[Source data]
◆ ◆ ◆ ◆

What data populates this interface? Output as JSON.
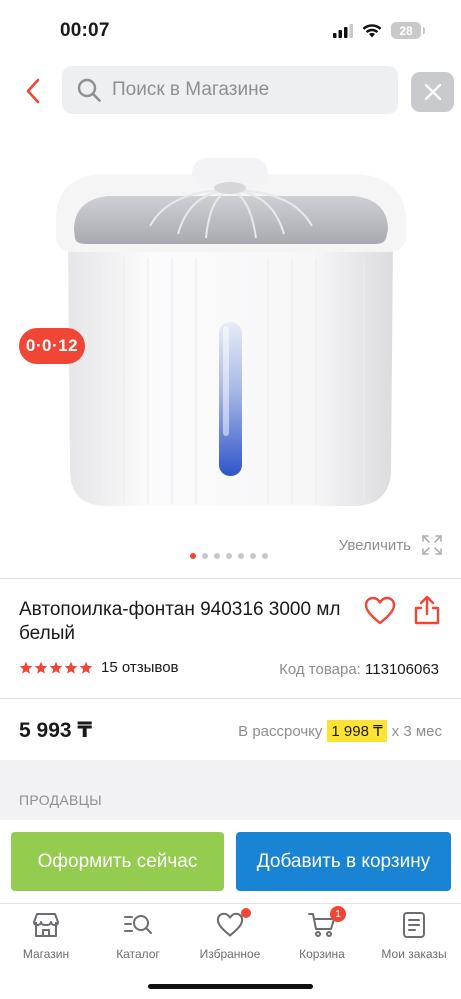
{
  "status_bar": {
    "time": "00:07",
    "battery": "28"
  },
  "search": {
    "placeholder": "Поиск в Магазине"
  },
  "gallery": {
    "promo_badge": "0·0·12",
    "zoom_label": "Увеличить",
    "image_count": 7,
    "active_index": 0
  },
  "product": {
    "title": "Автопоилка-фонтан 940316 3000 мл белый",
    "rating": 5,
    "reviews": "15 отзывов",
    "sku_label": "Код товара:",
    "sku": "113106063",
    "price": "5 993 ₸",
    "installment_prefix": "В рассрочку",
    "installment_amount": "1 998 ₸",
    "installment_suffix": "х 3 мес"
  },
  "sellers": {
    "heading": "ПРОДАВЦЫ"
  },
  "actions": {
    "buy_now": "Оформить сейчас",
    "add_to_cart": "Добавить в корзину"
  },
  "tabbar": {
    "items": [
      {
        "label": "Магазин",
        "icon": "store-icon"
      },
      {
        "label": "Каталог",
        "icon": "catalog-search-icon"
      },
      {
        "label": "Избранное",
        "icon": "heart-icon"
      },
      {
        "label": "Корзина",
        "icon": "cart-icon",
        "badge": "1"
      },
      {
        "label": "Мои заказы",
        "icon": "orders-icon"
      }
    ]
  },
  "colors": {
    "accent": "#f14635",
    "buy_now": "#93cc4e",
    "add_to_cart": "#1a84d4",
    "installment_highlight": "#ffe333"
  }
}
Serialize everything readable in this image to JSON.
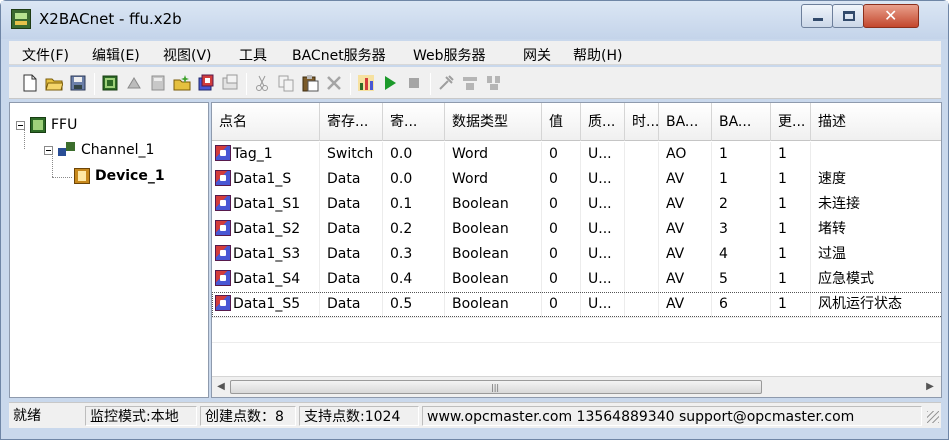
{
  "window": {
    "title": "X2BACnet - ffu.x2b"
  },
  "menu": [
    "文件(F)",
    "编辑(E)",
    "视图(V)",
    "工具",
    "BACnet服务器",
    "Web服务器",
    "网关",
    "帮助(H)"
  ],
  "toolbar": {
    "icons": [
      "new-icon",
      "open-icon",
      "save-icon",
      "add-channel-icon",
      "add-device-icon",
      "edit-device-icon",
      "add-tag-icon",
      "import-tags-icon",
      "properties-icon",
      "cut-icon",
      "copy-icon",
      "paste-icon",
      "delete-icon",
      "monitor-icon",
      "run-icon",
      "stop-icon",
      "tools-icon",
      "bacnet-icon",
      "web-icon"
    ]
  },
  "tree": {
    "root": "FFU",
    "channel": "Channel_1",
    "device": "Device_1"
  },
  "table": {
    "columns": [
      "点名",
      "寄存...",
      "寄...",
      "数据类型",
      "值",
      "质...",
      "时...",
      "BA...",
      "BA...",
      "更...",
      "描述"
    ],
    "rows": [
      [
        "Tag_1",
        "Switch",
        "0.0",
        "Word",
        "0",
        "U...",
        "",
        "AO",
        "1",
        "1",
        ""
      ],
      [
        "Data1_S",
        "Data",
        "0.0",
        "Word",
        "0",
        "U...",
        "",
        "AV",
        "1",
        "1",
        "速度"
      ],
      [
        "Data1_S1",
        "Data",
        "0.1",
        "Boolean",
        "0",
        "U...",
        "",
        "AV",
        "2",
        "1",
        "未连接"
      ],
      [
        "Data1_S2",
        "Data",
        "0.2",
        "Boolean",
        "0",
        "U...",
        "",
        "AV",
        "3",
        "1",
        "堵转"
      ],
      [
        "Data1_S3",
        "Data",
        "0.3",
        "Boolean",
        "0",
        "U...",
        "",
        "AV",
        "4",
        "1",
        "过温"
      ],
      [
        "Data1_S4",
        "Data",
        "0.4",
        "Boolean",
        "0",
        "U...",
        "",
        "AV",
        "5",
        "1",
        "应急模式"
      ],
      [
        "Data1_S5",
        "Data",
        "0.5",
        "Boolean",
        "0",
        "U...",
        "",
        "AV",
        "6",
        "1",
        "风机运行状态"
      ]
    ]
  },
  "status": {
    "ready": "就绪",
    "mode": "监控模式:本地",
    "created": "创建点数：8",
    "supported": "支持点数:1024",
    "contact": "www.opcmaster.com 13564889340 support@opcmaster.com"
  }
}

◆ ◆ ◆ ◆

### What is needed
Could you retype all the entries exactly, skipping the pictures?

### The answer
What data populates this interface? Output as JSON.
{
  "status_bar": {
    "time": "00:07",
    "battery": "28"
  },
  "search": {
    "placeholder": "Поиск в Магазине"
  },
  "gallery": {
    "promo_badge": "0·0·12",
    "zoom_label": "Увеличить",
    "image_count": 7,
    "active_index": 0
  },
  "product": {
    "title": "Автопоилка-фонтан 940316 3000 мл белый",
    "rating": 5,
    "reviews": "15 отзывов",
    "sku_label": "Код товара:",
    "sku": "113106063",
    "price": "5 993 ₸",
    "installment_prefix": "В рассрочку",
    "installment_amount": "1 998 ₸",
    "installment_suffix": "х 3 мес"
  },
  "sellers": {
    "heading": "ПРОДАВЦЫ"
  },
  "actions": {
    "buy_now": "Оформить сейчас",
    "add_to_cart": "Добавить в корзину"
  },
  "tabbar": {
    "items": [
      {
        "label": "Магазин",
        "icon": "store-icon"
      },
      {
        "label": "Каталог",
        "icon": "catalog-search-icon"
      },
      {
        "label": "Избранное",
        "icon": "heart-icon"
      },
      {
        "label": "Корзина",
        "icon": "cart-icon",
        "badge": "1"
      },
      {
        "label": "Мои заказы",
        "icon": "orders-icon"
      }
    ]
  },
  "colors": {
    "accent": "#f14635",
    "buy_now": "#93cc4e",
    "add_to_cart": "#1a84d4",
    "installment_highlight": "#ffe333"
  }
}
Serialize everything readable in this image to JSON.
{
  "window": {
    "title": "X2BACnet - ffu.x2b"
  },
  "menu": [
    "文件(F)",
    "编辑(E)",
    "视图(V)",
    "工具",
    "BACnet服务器",
    "Web服务器",
    "网关",
    "帮助(H)"
  ],
  "toolbar": {
    "icons": [
      "new-icon",
      "open-icon",
      "save-icon",
      "add-channel-icon",
      "add-device-icon",
      "edit-device-icon",
      "add-tag-icon",
      "import-tags-icon",
      "properties-icon",
      "cut-icon",
      "copy-icon",
      "paste-icon",
      "delete-icon",
      "monitor-icon",
      "run-icon",
      "stop-icon",
      "tools-icon",
      "bacnet-icon",
      "web-icon"
    ]
  },
  "tree": {
    "root": "FFU",
    "channel": "Channel_1",
    "device": "Device_1"
  },
  "table": {
    "columns": [
      "点名",
      "寄存...",
      "寄...",
      "数据类型",
      "值",
      "质...",
      "时...",
      "BA...",
      "BA...",
      "更...",
      "描述"
    ],
    "rows": [
      [
        "Tag_1",
        "Switch",
        "0.0",
        "Word",
        "0",
        "U...",
        "",
        "AO",
        "1",
        "1",
        ""
      ],
      [
        "Data1_S",
        "Data",
        "0.0",
        "Word",
        "0",
        "U...",
        "",
        "AV",
        "1",
        "1",
        "速度"
      ],
      [
        "Data1_S1",
        "Data",
        "0.1",
        "Boolean",
        "0",
        "U...",
        "",
        "AV",
        "2",
        "1",
        "未连接"
      ],
      [
        "Data1_S2",
        "Data",
        "0.2",
        "Boolean",
        "0",
        "U...",
        "",
        "AV",
        "3",
        "1",
        "堵转"
      ],
      [
        "Data1_S3",
        "Data",
        "0.3",
        "Boolean",
        "0",
        "U...",
        "",
        "AV",
        "4",
        "1",
        "过温"
      ],
      [
        "Data1_S4",
        "Data",
        "0.4",
        "Boolean",
        "0",
        "U...",
        "",
        "AV",
        "5",
        "1",
        "应急模式"
      ],
      [
        "Data1_S5",
        "Data",
        "0.5",
        "Boolean",
        "0",
        "U...",
        "",
        "AV",
        "6",
        "1",
        "风机运行状态"
      ]
    ]
  },
  "status": {
    "ready": "就绪",
    "mode": "监控模式:本地",
    "created": "创建点数：8",
    "supported": "支持点数:1024",
    "contact": "www.opcmaster.com 13564889340 support@opcmaster.com"
  }
}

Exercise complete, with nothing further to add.